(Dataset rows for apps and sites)
───

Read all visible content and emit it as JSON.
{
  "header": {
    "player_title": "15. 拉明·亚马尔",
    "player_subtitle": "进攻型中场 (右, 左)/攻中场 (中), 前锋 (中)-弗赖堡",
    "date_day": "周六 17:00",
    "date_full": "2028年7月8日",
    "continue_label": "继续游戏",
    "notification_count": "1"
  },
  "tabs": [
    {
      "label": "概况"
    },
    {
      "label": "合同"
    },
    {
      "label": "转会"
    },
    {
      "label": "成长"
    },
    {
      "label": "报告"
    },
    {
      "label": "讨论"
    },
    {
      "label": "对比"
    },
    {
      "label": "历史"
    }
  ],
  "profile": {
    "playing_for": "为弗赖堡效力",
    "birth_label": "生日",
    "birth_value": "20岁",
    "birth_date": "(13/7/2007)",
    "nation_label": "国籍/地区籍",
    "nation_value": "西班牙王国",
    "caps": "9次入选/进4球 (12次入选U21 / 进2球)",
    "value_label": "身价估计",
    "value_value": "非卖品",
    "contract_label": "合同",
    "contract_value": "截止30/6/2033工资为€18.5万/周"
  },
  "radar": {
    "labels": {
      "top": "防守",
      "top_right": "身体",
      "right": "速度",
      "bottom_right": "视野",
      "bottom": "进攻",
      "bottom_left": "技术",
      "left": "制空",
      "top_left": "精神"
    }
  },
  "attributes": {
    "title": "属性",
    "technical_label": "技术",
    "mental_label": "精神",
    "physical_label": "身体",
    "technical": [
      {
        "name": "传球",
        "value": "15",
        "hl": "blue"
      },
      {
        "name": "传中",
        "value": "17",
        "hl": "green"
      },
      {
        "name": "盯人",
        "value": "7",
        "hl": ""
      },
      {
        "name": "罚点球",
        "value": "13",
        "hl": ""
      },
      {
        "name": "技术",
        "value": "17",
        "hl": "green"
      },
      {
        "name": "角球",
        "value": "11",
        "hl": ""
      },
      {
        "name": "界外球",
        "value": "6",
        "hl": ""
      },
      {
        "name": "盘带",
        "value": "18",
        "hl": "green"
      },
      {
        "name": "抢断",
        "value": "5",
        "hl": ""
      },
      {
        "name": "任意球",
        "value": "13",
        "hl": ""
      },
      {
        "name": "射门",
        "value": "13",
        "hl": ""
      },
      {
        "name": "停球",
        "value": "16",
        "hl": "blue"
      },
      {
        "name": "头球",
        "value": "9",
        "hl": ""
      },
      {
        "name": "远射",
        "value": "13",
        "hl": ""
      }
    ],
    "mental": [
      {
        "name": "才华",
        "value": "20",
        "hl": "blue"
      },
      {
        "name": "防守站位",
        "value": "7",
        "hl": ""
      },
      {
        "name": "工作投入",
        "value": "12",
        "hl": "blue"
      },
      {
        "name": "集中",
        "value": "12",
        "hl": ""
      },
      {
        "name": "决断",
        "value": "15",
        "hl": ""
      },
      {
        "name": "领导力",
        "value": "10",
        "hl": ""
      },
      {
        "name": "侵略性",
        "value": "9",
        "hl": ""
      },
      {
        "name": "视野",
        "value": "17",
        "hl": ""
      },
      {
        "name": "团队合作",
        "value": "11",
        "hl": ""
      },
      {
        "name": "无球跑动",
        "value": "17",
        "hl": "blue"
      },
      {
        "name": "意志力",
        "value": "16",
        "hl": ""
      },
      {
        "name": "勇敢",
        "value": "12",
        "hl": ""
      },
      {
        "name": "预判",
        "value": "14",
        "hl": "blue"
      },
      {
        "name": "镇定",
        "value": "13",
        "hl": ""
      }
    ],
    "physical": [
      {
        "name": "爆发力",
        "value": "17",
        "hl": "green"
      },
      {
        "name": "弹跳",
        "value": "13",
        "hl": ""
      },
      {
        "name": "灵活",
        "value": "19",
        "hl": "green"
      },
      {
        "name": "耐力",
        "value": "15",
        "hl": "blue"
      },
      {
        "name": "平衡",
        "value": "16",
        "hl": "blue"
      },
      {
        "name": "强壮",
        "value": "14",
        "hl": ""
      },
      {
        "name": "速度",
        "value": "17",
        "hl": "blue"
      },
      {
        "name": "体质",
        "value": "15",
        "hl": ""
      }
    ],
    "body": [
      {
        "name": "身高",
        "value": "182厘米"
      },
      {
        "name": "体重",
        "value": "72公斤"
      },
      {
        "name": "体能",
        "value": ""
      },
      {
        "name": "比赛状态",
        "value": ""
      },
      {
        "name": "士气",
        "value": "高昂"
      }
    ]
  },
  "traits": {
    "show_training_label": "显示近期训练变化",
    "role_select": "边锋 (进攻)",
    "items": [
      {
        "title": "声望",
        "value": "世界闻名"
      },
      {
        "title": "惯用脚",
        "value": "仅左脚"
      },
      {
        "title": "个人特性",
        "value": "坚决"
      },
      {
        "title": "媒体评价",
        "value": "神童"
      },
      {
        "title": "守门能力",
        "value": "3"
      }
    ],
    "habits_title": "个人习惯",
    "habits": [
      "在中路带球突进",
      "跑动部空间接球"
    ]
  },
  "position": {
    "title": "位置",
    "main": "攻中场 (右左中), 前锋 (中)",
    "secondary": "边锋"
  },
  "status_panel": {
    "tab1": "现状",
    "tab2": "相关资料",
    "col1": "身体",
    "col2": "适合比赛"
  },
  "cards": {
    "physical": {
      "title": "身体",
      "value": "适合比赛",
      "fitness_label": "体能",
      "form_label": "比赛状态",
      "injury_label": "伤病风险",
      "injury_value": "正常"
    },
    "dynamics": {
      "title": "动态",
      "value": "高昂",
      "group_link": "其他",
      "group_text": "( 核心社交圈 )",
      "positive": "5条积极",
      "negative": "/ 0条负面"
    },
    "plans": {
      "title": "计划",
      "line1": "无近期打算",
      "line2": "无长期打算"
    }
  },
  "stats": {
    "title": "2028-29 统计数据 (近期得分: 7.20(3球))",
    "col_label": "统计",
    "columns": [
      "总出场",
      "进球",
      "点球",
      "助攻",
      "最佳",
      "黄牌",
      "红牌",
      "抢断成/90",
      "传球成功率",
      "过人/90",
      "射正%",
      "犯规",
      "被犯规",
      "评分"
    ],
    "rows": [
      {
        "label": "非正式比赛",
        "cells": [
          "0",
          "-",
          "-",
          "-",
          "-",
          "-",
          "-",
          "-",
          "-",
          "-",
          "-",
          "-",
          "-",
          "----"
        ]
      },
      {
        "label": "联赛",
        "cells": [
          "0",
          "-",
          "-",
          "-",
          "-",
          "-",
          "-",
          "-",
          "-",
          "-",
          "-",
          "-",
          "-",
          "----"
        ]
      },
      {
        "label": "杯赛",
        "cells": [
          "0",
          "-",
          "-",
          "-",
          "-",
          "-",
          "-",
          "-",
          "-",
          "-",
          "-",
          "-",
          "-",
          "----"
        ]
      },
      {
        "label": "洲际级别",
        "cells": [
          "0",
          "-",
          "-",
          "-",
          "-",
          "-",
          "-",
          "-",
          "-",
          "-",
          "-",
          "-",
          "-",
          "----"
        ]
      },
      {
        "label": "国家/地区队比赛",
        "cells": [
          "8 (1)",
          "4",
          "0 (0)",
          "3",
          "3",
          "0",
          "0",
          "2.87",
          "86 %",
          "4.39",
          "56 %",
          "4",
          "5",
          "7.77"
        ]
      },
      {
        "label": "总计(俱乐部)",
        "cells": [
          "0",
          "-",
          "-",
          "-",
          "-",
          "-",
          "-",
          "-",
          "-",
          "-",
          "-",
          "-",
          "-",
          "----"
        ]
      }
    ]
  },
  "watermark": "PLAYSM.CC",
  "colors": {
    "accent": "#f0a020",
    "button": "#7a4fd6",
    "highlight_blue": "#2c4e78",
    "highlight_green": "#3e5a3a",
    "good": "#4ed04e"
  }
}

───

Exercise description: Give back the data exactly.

Exercise response:
Read all visible content and emit it as JSON.
{
  "header": {
    "player_title": "15. 拉明·亚马尔",
    "player_subtitle": "进攻型中场 (右, 左)/攻中场 (中), 前锋 (中)-弗赖堡",
    "date_day": "周六 17:00",
    "date_full": "2028年7月8日",
    "continue_label": "继续游戏",
    "notification_count": "1"
  },
  "tabs": [
    {
      "label": "概况"
    },
    {
      "label": "合同"
    },
    {
      "label": "转会"
    },
    {
      "label": "成长"
    },
    {
      "label": "报告"
    },
    {
      "label": "讨论"
    },
    {
      "label": "对比"
    },
    {
      "label": "历史"
    }
  ],
  "profile": {
    "playing_for": "为弗赖堡效力",
    "birth_label": "生日",
    "birth_value": "20岁",
    "birth_date": "(13/7/2007)",
    "nation_label": "国籍/地区籍",
    "nation_value": "西班牙王国",
    "caps": "9次入选/进4球 (12次入选U21 / 进2球)",
    "value_label": "身价估计",
    "value_value": "非卖品",
    "contract_label": "合同",
    "contract_value": "截止30/6/2033工资为€18.5万/周"
  },
  "radar": {
    "labels": {
      "top": "防守",
      "top_right": "身体",
      "right": "速度",
      "bottom_right": "视野",
      "bottom": "进攻",
      "bottom_left": "技术",
      "left": "制空",
      "top_left": "精神"
    }
  },
  "attributes": {
    "title": "属性",
    "technical_label": "技术",
    "mental_label": "精神",
    "physical_label": "身体",
    "technical": [
      {
        "name": "传球",
        "value": "15",
        "hl": "blue"
      },
      {
        "name": "传中",
        "value": "17",
        "hl": "green"
      },
      {
        "name": "盯人",
        "value": "7",
        "hl": ""
      },
      {
        "name": "罚点球",
        "value": "13",
        "hl": ""
      },
      {
        "name": "技术",
        "value": "17",
        "hl": "green"
      },
      {
        "name": "角球",
        "value": "11",
        "hl": ""
      },
      {
        "name": "界外球",
        "value": "6",
        "hl": ""
      },
      {
        "name": "盘带",
        "value": "18",
        "hl": "green"
      },
      {
        "name": "抢断",
        "value": "5",
        "hl": ""
      },
      {
        "name": "任意球",
        "value": "13",
        "hl": ""
      },
      {
        "name": "射门",
        "value": "13",
        "hl": ""
      },
      {
        "name": "停球",
        "value": "16",
        "hl": "blue"
      },
      {
        "name": "头球",
        "value": "9",
        "hl": ""
      },
      {
        "name": "远射",
        "value": "13",
        "hl": ""
      }
    ],
    "mental": [
      {
        "name": "才华",
        "value": "20",
        "hl": "blue"
      },
      {
        "name": "防守站位",
        "value": "7",
        "hl": ""
      },
      {
        "name": "工作投入",
        "value": "12",
        "hl": "blue"
      },
      {
        "name": "集中",
        "value": "12",
        "hl": ""
      },
      {
        "name": "决断",
        "value": "15",
        "hl": ""
      },
      {
        "name": "领导力",
        "value": "10",
        "hl": ""
      },
      {
        "name": "侵略性",
        "value": "9",
        "hl": ""
      },
      {
        "name": "视野",
        "value": "17",
        "hl": ""
      },
      {
        "name": "团队合作",
        "value": "11",
        "hl": ""
      },
      {
        "name": "无球跑动",
        "value": "17",
        "hl": "blue"
      },
      {
        "name": "意志力",
        "value": "16",
        "hl": ""
      },
      {
        "name": "勇敢",
        "value": "12",
        "hl": ""
      },
      {
        "name": "预判",
        "value": "14",
        "hl": "blue"
      },
      {
        "name": "镇定",
        "value": "13",
        "hl": ""
      }
    ],
    "physical": [
      {
        "name": "爆发力",
        "value": "17",
        "hl": "green"
      },
      {
        "name": "弹跳",
        "value": "13",
        "hl": ""
      },
      {
        "name": "灵活",
        "value": "19",
        "hl": "green"
      },
      {
        "name": "耐力",
        "value": "15",
        "hl": "blue"
      },
      {
        "name": "平衡",
        "value": "16",
        "hl": "blue"
      },
      {
        "name": "强壮",
        "value": "14",
        "hl": ""
      },
      {
        "name": "速度",
        "value": "17",
        "hl": "blue"
      },
      {
        "name": "体质",
        "value": "15",
        "hl": ""
      }
    ],
    "body": [
      {
        "name": "身高",
        "value": "182厘米"
      },
      {
        "name": "体重",
        "value": "72公斤"
      },
      {
        "name": "体能",
        "value": ""
      },
      {
        "name": "比赛状态",
        "value": ""
      },
      {
        "name": "士气",
        "value": "高昂"
      }
    ]
  },
  "traits": {
    "show_training_label": "显示近期训练变化",
    "role_select": "边锋 (进攻)",
    "items": [
      {
        "title": "声望",
        "value": "世界闻名"
      },
      {
        "title": "惯用脚",
        "value": "仅左脚"
      },
      {
        "title": "个人特性",
        "value": "坚决"
      },
      {
        "title": "媒体评价",
        "value": "神童"
      },
      {
        "title": "守门能力",
        "value": "3"
      }
    ],
    "habits_title": "个人习惯",
    "habits": [
      "在中路带球突进",
      "跑动部空间接球"
    ]
  },
  "position": {
    "title": "位置",
    "main": "攻中场 (右左中), 前锋 (中)",
    "secondary": "边锋"
  },
  "status_panel": {
    "tab1": "现状",
    "tab2": "相关资料",
    "col1": "身体",
    "col2": "适合比赛"
  },
  "cards": {
    "physical": {
      "title": "身体",
      "value": "适合比赛",
      "fitness_label": "体能",
      "form_label": "比赛状态",
      "injury_label": "伤病风险",
      "injury_value": "正常"
    },
    "dynamics": {
      "title": "动态",
      "value": "高昂",
      "group_link": "其他",
      "group_text": "( 核心社交圈 )",
      "positive": "5条积极",
      "negative": "/ 0条负面"
    },
    "plans": {
      "title": "计划",
      "line1": "无近期打算",
      "line2": "无长期打算"
    }
  },
  "stats": {
    "title": "2028-29 统计数据 (近期得分: 7.20(3球))",
    "col_label": "统计",
    "columns": [
      "总出场",
      "进球",
      "点球",
      "助攻",
      "最佳",
      "黄牌",
      "红牌",
      "抢断成/90",
      "传球成功率",
      "过人/90",
      "射正%",
      "犯规",
      "被犯规",
      "评分"
    ],
    "rows": [
      {
        "label": "非正式比赛",
        "cells": [
          "0",
          "-",
          "-",
          "-",
          "-",
          "-",
          "-",
          "-",
          "-",
          "-",
          "-",
          "-",
          "-",
          "----"
        ]
      },
      {
        "label": "联赛",
        "cells": [
          "0",
          "-",
          "-",
          "-",
          "-",
          "-",
          "-",
          "-",
          "-",
          "-",
          "-",
          "-",
          "-",
          "----"
        ]
      },
      {
        "label": "杯赛",
        "cells": [
          "0",
          "-",
          "-",
          "-",
          "-",
          "-",
          "-",
          "-",
          "-",
          "-",
          "-",
          "-",
          "-",
          "----"
        ]
      },
      {
        "label": "洲际级别",
        "cells": [
          "0",
          "-",
          "-",
          "-",
          "-",
          "-",
          "-",
          "-",
          "-",
          "-",
          "-",
          "-",
          "-",
          "----"
        ]
      },
      {
        "label": "国家/地区队比赛",
        "cells": [
          "8 (1)",
          "4",
          "0 (0)",
          "3",
          "3",
          "0",
          "0",
          "2.87",
          "86 %",
          "4.39",
          "56 %",
          "4",
          "5",
          "7.77"
        ]
      },
      {
        "label": "总计(俱乐部)",
        "cells": [
          "0",
          "-",
          "-",
          "-",
          "-",
          "-",
          "-",
          "-",
          "-",
          "-",
          "-",
          "-",
          "-",
          "----"
        ]
      }
    ]
  },
  "watermark": "PLAYSM.CC",
  "colors": {
    "accent": "#f0a020",
    "button": "#7a4fd6",
    "highlight_blue": "#2c4e78",
    "highlight_green": "#3e5a3a",
    "good": "#4ed04e"
  }
}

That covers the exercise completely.